During the past few years, our understanding of molecular mechanisms and cellular interactions relevant to malignant blood cell disorders has improved substantially. New insights include a detailed knowledge about disease-initiating exogenous factors, endogenous (genetic, somatic, epigenetic) elicitors or facilitators of disease evolution, and drug actions and interactions that underlie efficacy and adverse event profiles in defined cohorts of patients. As a result, precision medicine and personalized medicine are rapidly growing new disciplines that support the clinician in making the correct diagnosis, in predicting outcomes, and in optimally selecting patients for interventional therapies. In addition, precision medicine tools are greatly facilitating the development of new drugs, therapeutic approaches, and new multiparametric prognostic scoring models. However, although the emerging roles of precision medicine and personalized medicine in hematology and oncology are clearly visible, several questions remain. For example, it remains unknown how precision medicine tools can be implemented in healthcare systems and whether all possible approaches are also affordable. In addition, there is a need to define terminologies and to relate these to specific and context-related tools and strategies in basic and applied science. To discuss these issues, a working conference was organized in September 2019. The outcomes of this conference are summarized herein and include a proposal for definitions, terminologies, and applications of precision and personalized medicine concepts and tools in hematologic neoplasms. We also provide proposals aimed at reducing costs, thereby making these applications affordable in daily practice.

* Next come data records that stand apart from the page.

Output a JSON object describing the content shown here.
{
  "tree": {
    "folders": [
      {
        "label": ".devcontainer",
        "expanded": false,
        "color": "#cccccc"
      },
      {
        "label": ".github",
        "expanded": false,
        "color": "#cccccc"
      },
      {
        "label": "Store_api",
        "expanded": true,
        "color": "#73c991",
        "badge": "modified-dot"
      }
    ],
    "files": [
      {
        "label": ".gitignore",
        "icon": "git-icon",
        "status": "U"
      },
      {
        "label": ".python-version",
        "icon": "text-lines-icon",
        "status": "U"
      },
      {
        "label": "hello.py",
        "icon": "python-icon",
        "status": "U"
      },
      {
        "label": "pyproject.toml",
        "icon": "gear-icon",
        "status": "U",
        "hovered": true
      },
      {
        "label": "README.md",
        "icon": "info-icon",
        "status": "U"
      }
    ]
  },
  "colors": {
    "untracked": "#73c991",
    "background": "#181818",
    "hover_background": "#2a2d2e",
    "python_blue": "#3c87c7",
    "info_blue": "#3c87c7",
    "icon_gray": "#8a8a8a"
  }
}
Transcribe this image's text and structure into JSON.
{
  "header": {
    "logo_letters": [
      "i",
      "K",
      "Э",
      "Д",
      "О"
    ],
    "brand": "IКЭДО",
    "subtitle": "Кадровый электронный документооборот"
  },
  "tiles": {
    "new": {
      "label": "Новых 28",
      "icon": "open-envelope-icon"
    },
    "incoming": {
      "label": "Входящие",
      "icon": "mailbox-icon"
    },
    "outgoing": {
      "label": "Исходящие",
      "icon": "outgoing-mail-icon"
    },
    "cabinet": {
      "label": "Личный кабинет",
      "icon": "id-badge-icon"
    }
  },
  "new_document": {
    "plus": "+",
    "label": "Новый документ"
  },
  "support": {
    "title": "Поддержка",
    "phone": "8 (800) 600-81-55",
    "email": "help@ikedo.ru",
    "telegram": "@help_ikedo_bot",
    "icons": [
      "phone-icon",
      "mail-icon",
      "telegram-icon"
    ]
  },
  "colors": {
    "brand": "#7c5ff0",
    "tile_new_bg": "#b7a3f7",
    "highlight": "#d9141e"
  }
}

Copyright © 2021 the Author(s). Published by Wolters Kluwer Health, Inc. on behalf of the European Hematology Association.